One could only imagine how visionary city father King Herod would react to such a tribute, along with modern Caesarea's plush landscaped residential streets; a business and high-tech park housing approximately 170 companies and employing about 5,500 people; and golf fairways.
Though this is one domain that will, alas, stay within the modern visitor's imagination, Herod, along with Rabbi Akiva, Hannah Senesh and Baron Rothschild are brought back to life through the magic of cinematic 21st century computer technology at the park's theater.
Historic time-tripping at the park complex is broken down into sections. Upon entrance into the buildings, guests are greeted by a 3-D apparition of King Herod and his historic friends at the touch of a button; visitors can ask them whatever questions they may have in mind.
The Time Tower phase lets visitors slow the pace, allowing for a more detailed, in-depth look at the park, observing Caesarea as it existed at different points in history (thanks to lifelike computer animation on a big screen).

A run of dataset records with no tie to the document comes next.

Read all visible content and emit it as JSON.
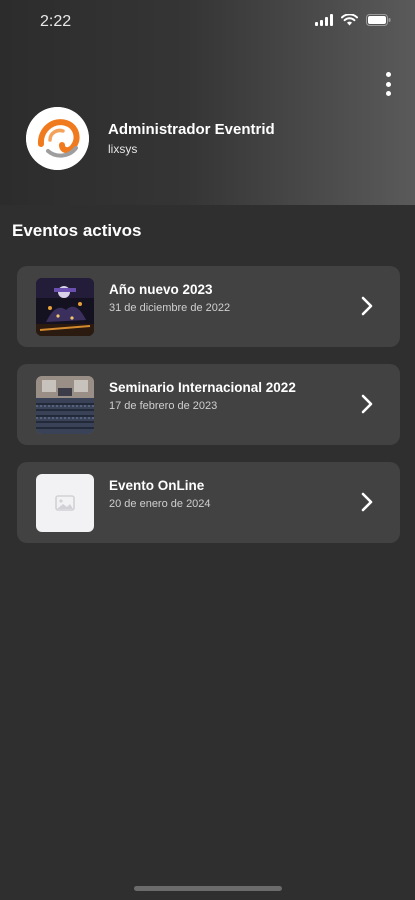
{
  "status_bar": {
    "time": "2:22",
    "icons": [
      "signal-icon",
      "wifi-icon",
      "battery-icon"
    ]
  },
  "header": {
    "menu_icon": "more-vertical-icon",
    "profile": {
      "name": "Administrador Eventrid",
      "organization": "lixsys",
      "avatar_icon": "eventrid-logo",
      "accent_color": "#f07a1e"
    }
  },
  "section": {
    "title": "Eventos activos"
  },
  "events": [
    {
      "title": "Año nuevo 2023",
      "date": "31 de diciembre de 2022",
      "thumb": "party-photo"
    },
    {
      "title": "Seminario Internacional 2022",
      "date": "17 de febrero de 2023",
      "thumb": "auditorium-photo"
    },
    {
      "title": "Evento OnLine",
      "date": "20 de enero de 2024",
      "thumb": "image-placeholder-icon"
    }
  ],
  "colors": {
    "background": "#2f2f2f",
    "card": "#424242",
    "text": "#ffffff",
    "secondary_text": "#cfcfcf"
  }
}
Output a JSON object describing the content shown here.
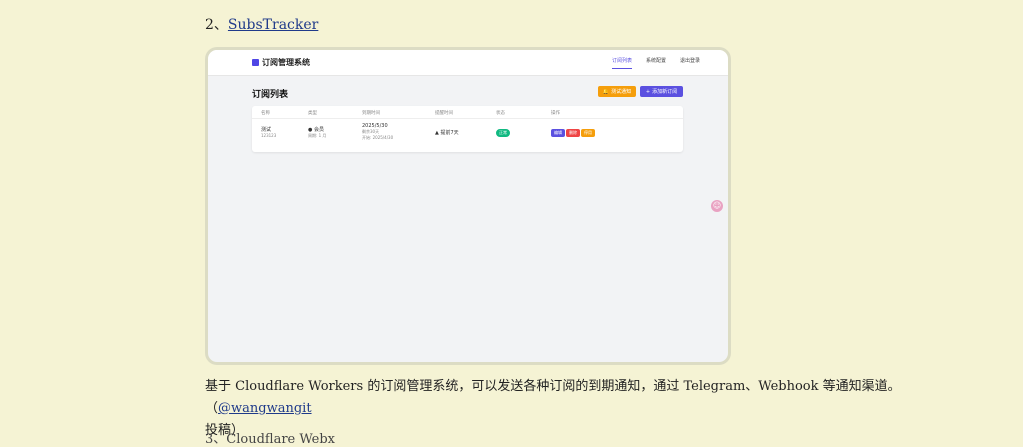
{
  "heading": {
    "prefix": "2、",
    "link": "SubsTracker"
  },
  "app": {
    "brand": "订阅管理系统",
    "nav": [
      "订阅列表",
      "系统配置",
      "退出登录"
    ],
    "page_title": "订阅列表",
    "buttons": {
      "test": "测试通知",
      "add": "添加新订阅"
    },
    "columns": [
      "名称",
      "类型",
      "到期时间",
      "提醒时间",
      "状态",
      "操作"
    ],
    "row": {
      "name": "测试",
      "name_sub": "123123",
      "type": "会员",
      "type_sub": "周期: 1 月",
      "expire": "2025/5/30",
      "expire_sub1": "剩余30天",
      "expire_sub2": "开始: 2025/4/30",
      "remind": "提前7天",
      "status": "正常",
      "actions": [
        "编辑",
        "删除",
        "停用"
      ]
    }
  },
  "float_icon": "emoji-icon",
  "para": {
    "text": "基于 Cloudflare Workers 的订阅管理系统，可以发送各种订阅的到期通知，通过 Telegram、Webhook 等通知渠道。（",
    "link": "@wangwangit",
    "tail": "投稿）"
  },
  "cut_text": "3、Cloudflare Webx"
}
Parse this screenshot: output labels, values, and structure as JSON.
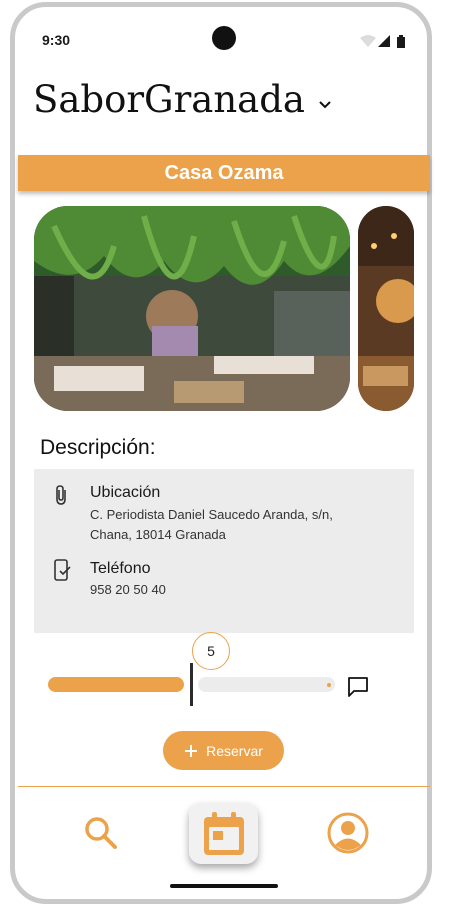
{
  "status": {
    "time": "9:30"
  },
  "header": {
    "brand": "SaborGranada"
  },
  "restaurant": {
    "name": "Casa Ozama"
  },
  "description": {
    "title": "Descripción:",
    "location_label": "Ubicación",
    "location_line1": "C. Periodista Daniel Saucedo Aranda, s/n,",
    "location_line2": "Chana, 18014 Granada",
    "phone_label": "Teléfono",
    "phone_value": "958 20 50 40"
  },
  "rating": {
    "value": "5",
    "fraction": 0.5
  },
  "actions": {
    "reserve_label": "Reservar"
  },
  "colors": {
    "accent": "#eba24a",
    "card": "#ececec"
  },
  "icons": [
    "chevron-down-icon",
    "paperclip-icon",
    "phone-check-icon",
    "comment-icon",
    "plus-icon",
    "search-icon",
    "calendar-icon",
    "profile-icon",
    "wifi-icon",
    "signal-icon",
    "battery-icon"
  ]
}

With the imagery come details on the various architectural and technological breakthroughs of each era that allowed Caesarea to evolve into a commercial and cultural center many times over.
The visual timeline goes back 2,300 years, starting with the Hellenistic period.

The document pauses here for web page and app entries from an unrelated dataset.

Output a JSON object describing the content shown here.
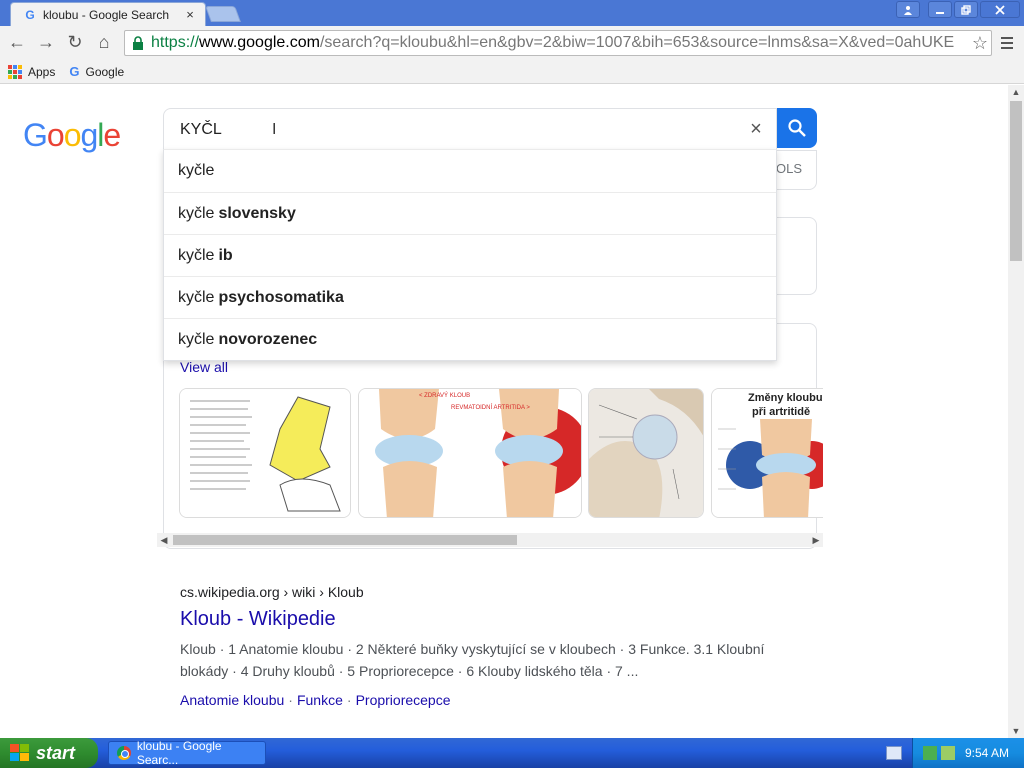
{
  "browser": {
    "tab_title": "kloubu - Google Search",
    "tab_close": "×",
    "url_scheme": "https://",
    "url_host": "www.google.com",
    "url_rest": "/search?q=kloubu&hl=en&gbv=2&biw=1007&bih=653&source=lnms&sa=X&ved=0ahUKE",
    "nav_back": "←",
    "nav_forward": "→",
    "nav_reload": "↻",
    "nav_home": "⌂",
    "star": "☆"
  },
  "bookmarks": {
    "apps": "Apps",
    "google": "Google"
  },
  "search": {
    "query": "KYČL",
    "clear": "×",
    "tools_partial": "OLS",
    "suggestions": [
      {
        "base": "kyčle",
        "ext": ""
      },
      {
        "base": "kyčle",
        "ext": "slovensky"
      },
      {
        "base": "kyčle",
        "ext": "ib"
      },
      {
        "base": "kyčle",
        "ext": "psychosomatika"
      },
      {
        "base": "kyčle",
        "ext": "novorozenec"
      }
    ]
  },
  "images": {
    "view_all": "View all",
    "thumb2_label": "< ZDRAVÝ KLOUB",
    "thumb2_label_b": "REVMATOIDNÍ ARTRITIDA >",
    "thumb4_title_1": "Změny kloubu",
    "thumb4_title_2": "při artritidě"
  },
  "result": {
    "breadcrumb": "cs.wikipedia.org › wiki › Kloub",
    "title": "Kloub - Wikipedie",
    "snippet_1": "Kloub · 1 Anatomie kloubu · 2 Některé buňky vyskytující se v kloubech · 3 Funkce. 3.1 Kloubní",
    "snippet_2": "blokády · 4 Druhy kloubů · 5 Propriorecepce · 6 Klouby lidského těla · 7 ...",
    "sitelinks": [
      "Anatomie kloubu",
      "Funkce",
      "Propriorecepce"
    ]
  },
  "taskbar": {
    "start": "start",
    "task_label": "kloubu - Google Searc...",
    "clock": "9:54 AM"
  },
  "colors": {
    "link": "#1a0dab",
    "search_button": "#1a73e8",
    "title_bar": "#4a77d4",
    "taskbar": "#245edb",
    "start_green": "#2f8c2f"
  }
}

Old Joins New
"Going through this national park is like walking through a history book, and no matter your background, seeing the ruins up close, filled in by technology, gives one a greater appreciation of their roots," says our guide, Helen, who is also a proud resident of Caesarea.
"It's amazing how the old and new together can really help a visitor gain an understanding of what life was like here."
While guests may have vivid visions of ceremonies at the various temples and horse races at the hippodrome, other ruins are kept meaningful and relevant for the modern age. The theater still operates as a performance venue for international and Israeli pop and rock acts while the national park throughout the year hosts cultural art festivals, jeep tours, yoga classes, treasure hunts and -- yes -- picnics at the beach.
Diving enthusiasts can enjoy the bonus experience of viewing the underwater ruins in the archaeological park beside the port.
Though the indoor museum wing of Caesarea's park has an adjacent souvenir shop carrying all the tchotchkes you would expect to find -- such as key chains and stuffed toys -- there are some surprisingly enticing galleries and shopping opportunities on the park grounds.
The Art Nova Gallery (www.artnova.co.il), just outside the Time Tower, offers a locally developed approach to traditional wall art with canvases made from felt-like synthetic fibers that do not collect dust.
Top Israeli jewelry, Judaica and home accessories designer Ester Shahaf (www.ester-shahaf.com) also has one of her flagship stores on site as well. Though her signature pieces integrating elements of art nouveau, Mediterranean and abstract designs can be found in fine museum and synagogue shops throughout Israel, the United States and other countries, it is impressive to see all that color and intricate metal work under one roof.
Modern Caesarea offers a host of activities, from the golf courses to fancy day spas, boutique hotels, the respected Ralli Art Museum and a historic site that houses the remains of a magnificent palace with a mosaic floor of amazing birds and a rare table top inlaid with glass and gold.
Although Jerusalem is widely considered to be the penultimate spot to immerse yourself in the ancient world and explore how the events and religious underpinnings are relative in today's world, Caesarea is now in an era where it can broaden that perspective with the footprints it left in the sand.